Alisha B. Wormsley: We Live
January 1–June 18, 2017
In Carpenter’s film, a race of aliens disguised as humans take over the planet. Using mass media and normalization tactics, the aliens manipulate, dominate, and police the human race. An underground resistance creates glasses that enable humans to see who the aliens are, ultimately leading to the destruction of their system of mind control. In We Live, Wormsley re-imagines this fictional story for our current political moment: “In this world the glasses are used to promote fear and control. The children can see beyond this—they can use other forms of connection and centered thinking to change course. Resistance grows through a change in perception. A shift is happening.” Wormsley believes that there is something innate in the human spirit that drives us to protect this planet and its inhabitants. See short documentary about We Live.
is a collaboration between The Warhol, BOOM Concepts (a creative hub for artists to incubate ideas), and the North Side printmaking studio Artists Image Resource (AIR). Activist Print is inspired by the history of artists using silkscreen and print-based media to raise awareness of contemporary issues and inspire change.
The series started in 2016 with three Pittsburgh artists, Bekezela Mguni, Paradise Gray, and Alisha B. Wormsley, invited to create socially and politically inspired print work to be exhibited on the windows of the Rosa Villa, a building across the street from The Warhol. The museum was given the Rosa Villa property and has used the facade of the building for public artworks while working on a plan to rehabilitate the site.
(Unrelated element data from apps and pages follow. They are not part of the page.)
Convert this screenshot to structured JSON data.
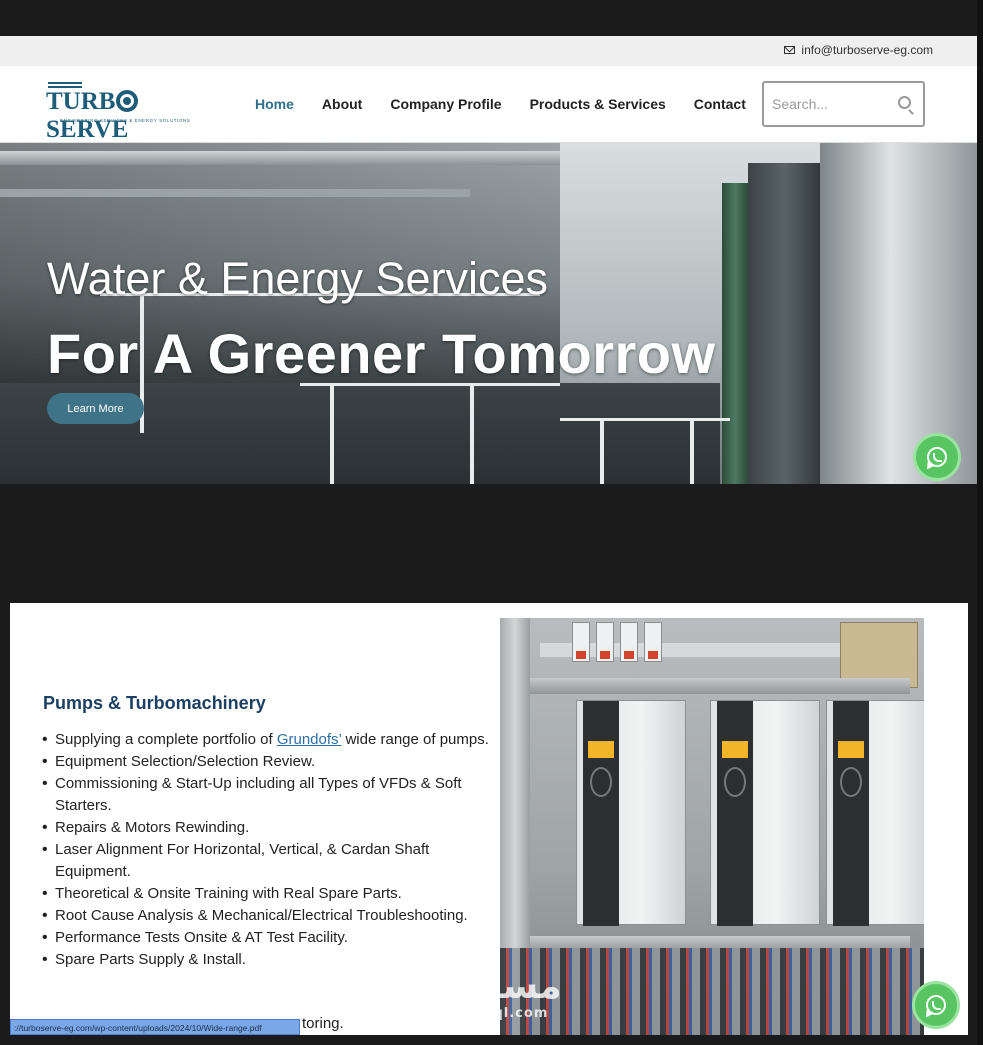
{
  "topbar": {
    "email": "info@turboserve-eg.com"
  },
  "logo": {
    "word_left": "TURB",
    "word_right": "SERVE",
    "tagline": "ENGINEERING SERVICES & ENERGY SOLUTIONS"
  },
  "nav": {
    "items": [
      {
        "label": "Home",
        "active": true
      },
      {
        "label": "About"
      },
      {
        "label": "Company Profile"
      },
      {
        "label": "Products & Services"
      },
      {
        "label": "Contact"
      }
    ]
  },
  "search": {
    "placeholder": "Search..."
  },
  "hero": {
    "title": "Water & Energy Services",
    "subtitle": "For A Greener Tomorrow",
    "button_label": "Learn More"
  },
  "section": {
    "title": "Pumps & Turbomachinery",
    "bullets": {
      "b0_before": "Supplying a complete portfolio of ",
      "b0_link": "Grundofs’",
      "b0_after": " wide range of pumps.",
      "b1": "Equipment Selection/Selection Review.",
      "b2": "Commissioning & Start-Up including all Types of VFDs & Soft Starters.",
      "b3": "Repairs & Motors Rewinding.",
      "b4": "Laser Alignment For Horizontal, Vertical, & Cardan Shaft Equipment.",
      "b5": "Theoretical & Onsite Training with Real Spare Parts.",
      "b6": "Root Cause Analysis & Mechanical/Electrical Troubleshooting.",
      "b7": "Performance Tests Onsite & AT Test Facility.",
      "b8": "Spare Parts Supply & Install."
    },
    "cut_text": "toring."
  },
  "status_url": "://turboserve-eg.com/wp-content/uploads/2024/10/Wide-range.pdf",
  "watermark": {
    "arabic": "مستقل",
    "latin": "mostaql.com"
  },
  "colors": {
    "accent": "#2f6f8f",
    "brand": "#1e5d7a",
    "whatsapp": "#58c562",
    "button": "#3f7488"
  }
}
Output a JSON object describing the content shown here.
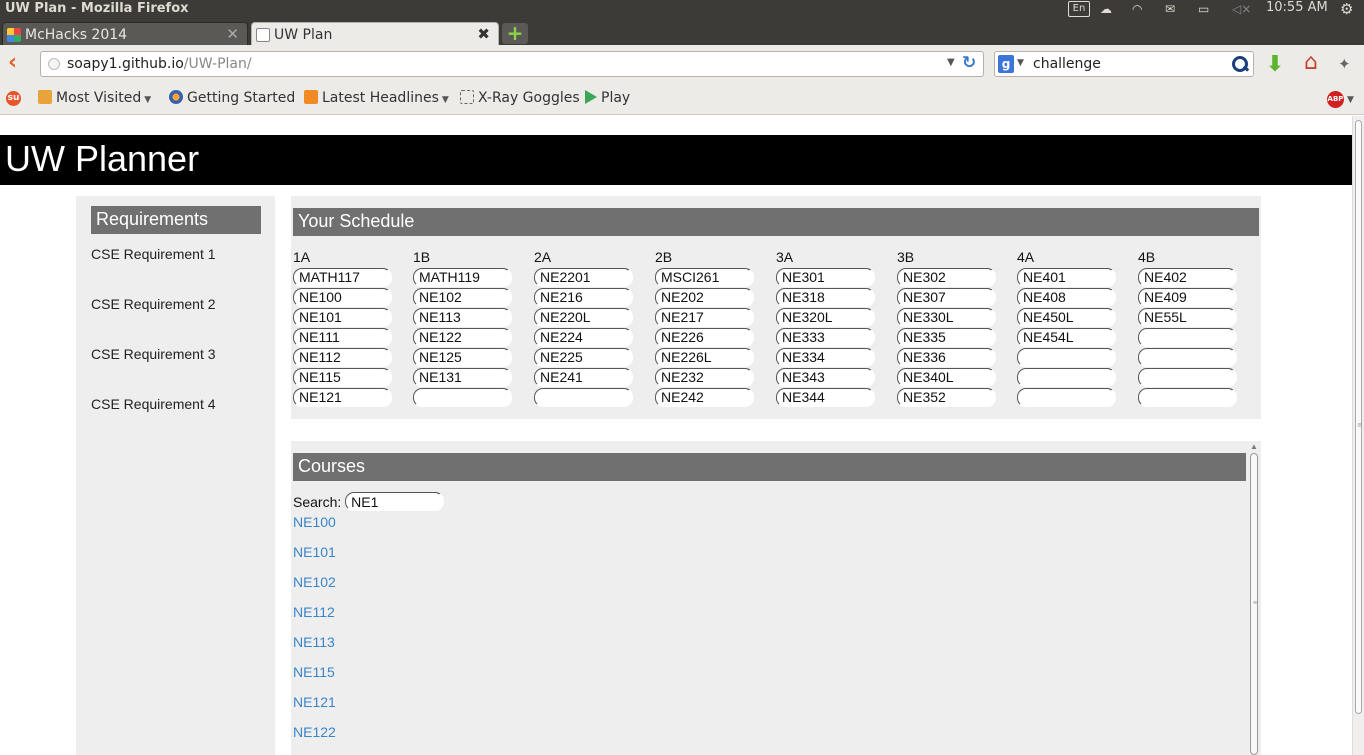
{
  "os": {
    "window_title": "UW Plan - Mozilla Firefox",
    "keyboard_layout": "En",
    "clock": "10:55 AM"
  },
  "browser": {
    "tabs": [
      {
        "label": "McHacks 2014",
        "active": false
      },
      {
        "label": "UW Plan",
        "active": true
      }
    ],
    "url_host": "soapy1.github.io",
    "url_path": "/UW-Plan/",
    "search_engine": "Google",
    "search_value": "challenge",
    "bookmarks": [
      {
        "label": "Most Visited",
        "has_dropdown": true
      },
      {
        "label": "Getting Started",
        "has_dropdown": false
      },
      {
        "label": "Latest Headlines",
        "has_dropdown": true
      },
      {
        "label": "X-Ray Goggles",
        "has_dropdown": false
      },
      {
        "label": "Play",
        "has_dropdown": false
      }
    ]
  },
  "site": {
    "title": "UW Planner",
    "requirements": {
      "heading": "Requirements",
      "items": [
        "CSE Requirement 1",
        "CSE Requirement 2",
        "CSE Requirement 3",
        "CSE Requirement 4"
      ]
    },
    "schedule": {
      "heading": "Your Schedule",
      "terms": [
        {
          "label": "1A",
          "courses": [
            "MATH117",
            "NE100",
            "NE101",
            "NE111",
            "NE112",
            "NE115",
            "NE121"
          ]
        },
        {
          "label": "1B",
          "courses": [
            "MATH119",
            "NE102",
            "NE113",
            "NE122",
            "NE125",
            "NE131",
            ""
          ]
        },
        {
          "label": "2A",
          "courses": [
            "NE2201",
            "NE216",
            "NE220L",
            "NE224",
            "NE225",
            "NE241",
            ""
          ]
        },
        {
          "label": "2B",
          "courses": [
            "MSCI261",
            "NE202",
            "NE217",
            "NE226",
            "NE226L",
            "NE232",
            "NE242"
          ]
        },
        {
          "label": "3A",
          "courses": [
            "NE301",
            "NE318",
            "NE320L",
            "NE333",
            "NE334",
            "NE343",
            "NE344"
          ]
        },
        {
          "label": "3B",
          "courses": [
            "NE302",
            "NE307",
            "NE330L",
            "NE335",
            "NE336",
            "NE340L",
            "NE352"
          ]
        },
        {
          "label": "4A",
          "courses": [
            "NE401",
            "NE408",
            "NE450L",
            "NE454L",
            "",
            "",
            ""
          ]
        },
        {
          "label": "4B",
          "courses": [
            "NE402",
            "NE409",
            "NE55L",
            "",
            "",
            "",
            ""
          ]
        }
      ]
    },
    "courses": {
      "heading": "Courses",
      "search_label": "Search:",
      "search_value": "NE1",
      "results": [
        "NE100",
        "NE101",
        "NE102",
        "NE112",
        "NE113",
        "NE115",
        "NE121",
        "NE122"
      ]
    }
  },
  "icons": {
    "back": "back-arrow-icon",
    "reload": "reload-icon",
    "download": "download-arrow-icon",
    "home": "home-icon",
    "adblock": "adblock-plus-icon"
  },
  "colors": {
    "header_bg": "#000000",
    "panel_bg": "#eeeeee",
    "heading_bar": "#707070",
    "link": "#3a85c8",
    "back_arrow": "#e0612a"
  }
}
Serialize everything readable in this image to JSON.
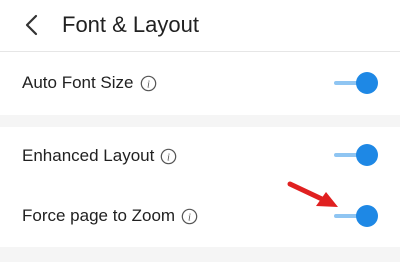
{
  "header": {
    "title": "Font & Layout"
  },
  "settings": [
    {
      "label": "Auto Font Size",
      "enabled": true
    },
    {
      "label": "Enhanced Layout",
      "enabled": true
    },
    {
      "label": "Force page to Zoom",
      "enabled": true
    }
  ],
  "colors": {
    "accent": "#1e88e5",
    "track": "#8fc5f2",
    "annotation_arrow": "#e02020",
    "section_gap": "#f5f5f5"
  },
  "icons": {
    "back": "chevron-left-icon",
    "info": "info-icon",
    "annotation": "red-arrow-icon"
  }
}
Project leader and artist D.S. Kinsel launched the project with the installation What They Say, What They Said on the Rosa Villa facade.